City Leaders, Labor Battle Over Scrapping Pensions
STEVE INSKEEP, Host:
Katie Orr reports from member station KPBS in San Diego.
KATIE ORR: A political ad playing on radio stations across Southern California depicts a scene a lot of people living here are familiar with.
(SOUNDBITE OF POLITICAL AD)
INSKEEP: Oh, I just got back from the supermarket and those pushy signature gatherers are back.
ORR: Unidentified Man: Oh, honey, please tell me you didn't sign their petitions.
(SOUNDBITE OF POLITICAL AD)
INSKEEP: Unidentified Woman: Are you kidding me?
ORR: San Diego Councilman Carl Demaio is one of the biggest supporters of eliminating city pensions.
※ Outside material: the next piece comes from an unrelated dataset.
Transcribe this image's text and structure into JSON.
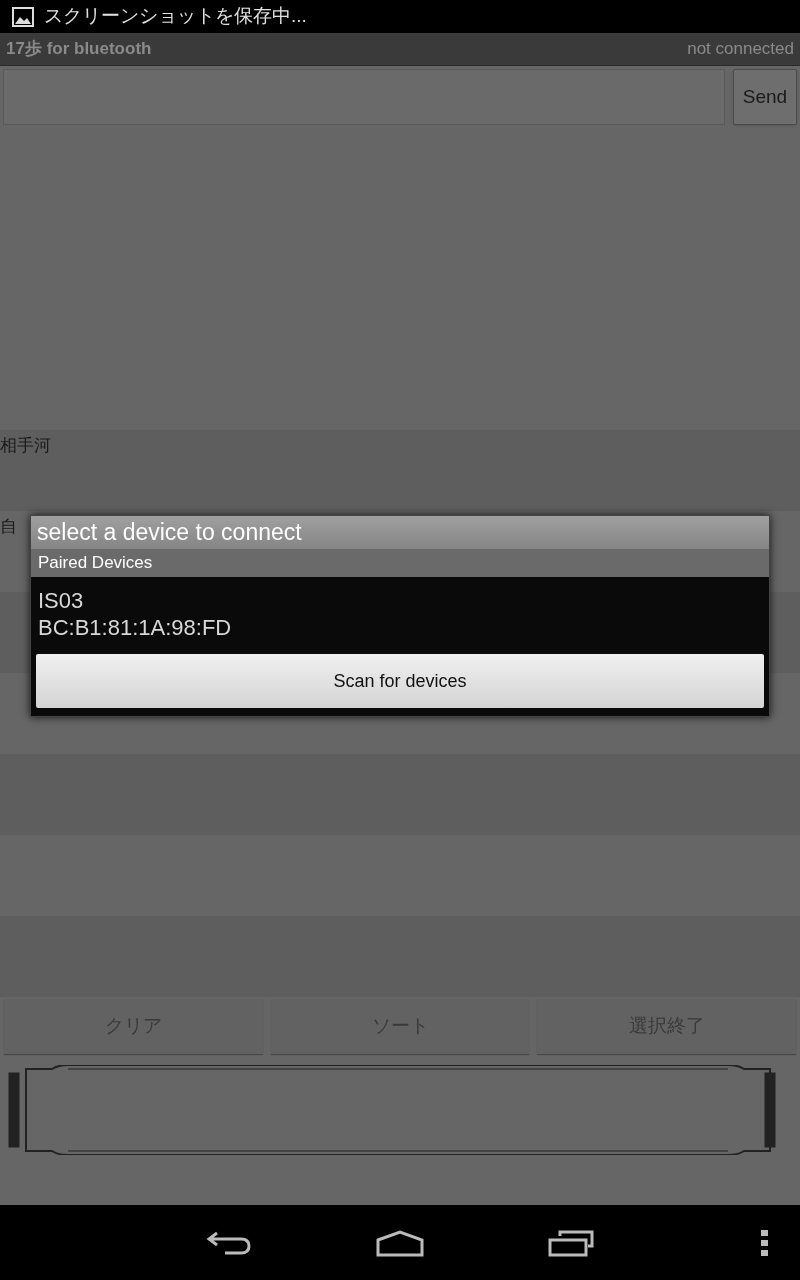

He's filed a complaint with the state attorney general's office asking for an investigation into the ad and other labor activities he says are designed to disrupt the initiative process.
CARL DEMAIO: I don't care whose initiative it's targeted at - it's wrong, it's deceptive, and the folks that have put this ad up should be held accountable.
ORR: Demaio also filed a complaint with the state's Fair Political Practices Commission. The complaint has since been dismissed. Demaio maintains labor unions are afraid his measure will pass if it does make it to the voters.
DEMAIO: And so what they're trying to do is scare Californians and San Diegans into not exercising their initiative rights under the Constitution.
ROGER SALAZAR: The complaint is frivolous and we feel that it's without merit and it will be dismissed.
ORR: Roger Salazar is spokesman for Californians Against Identity Theft. He says people who sign petitions should be cautious.
SALAZAR: I think we have every right to broadcast our views about the sordid history and the potential future abuses that are inherent in California signature gathering process.
ORR: Vladimir Kogan studies voter trends at the University of California San Diego. He says the chances of your identity being stolen based on signing a petition are slim. He says a lot of the information signers give is already public record.
VLADIMIR KOGAN: So for example, in my computer I have a data set of all voters in San Bernardino County. I not only have their addresses and birthdates, I know if they have a cat or a dog. I know what language they speak at home. I know how many kids they have. I know how old their kids are.
ORR: But Kogan says it wouldn't be a bad thing if the ad gets people to think more critically about what they're signing. Still, he says California's initiative process has strayed far from its origins.
KOGAN: If you went back a hundred years and you asked the framers of the California Constitution and the framers of the initiative process what they envisioned, they would not envision paid signature collectors sitting outside of Wal-Mart.
ORR: For NPR News, I'm Katie Orr in San Diego. Transcript provided by NPR, Copyright NPR.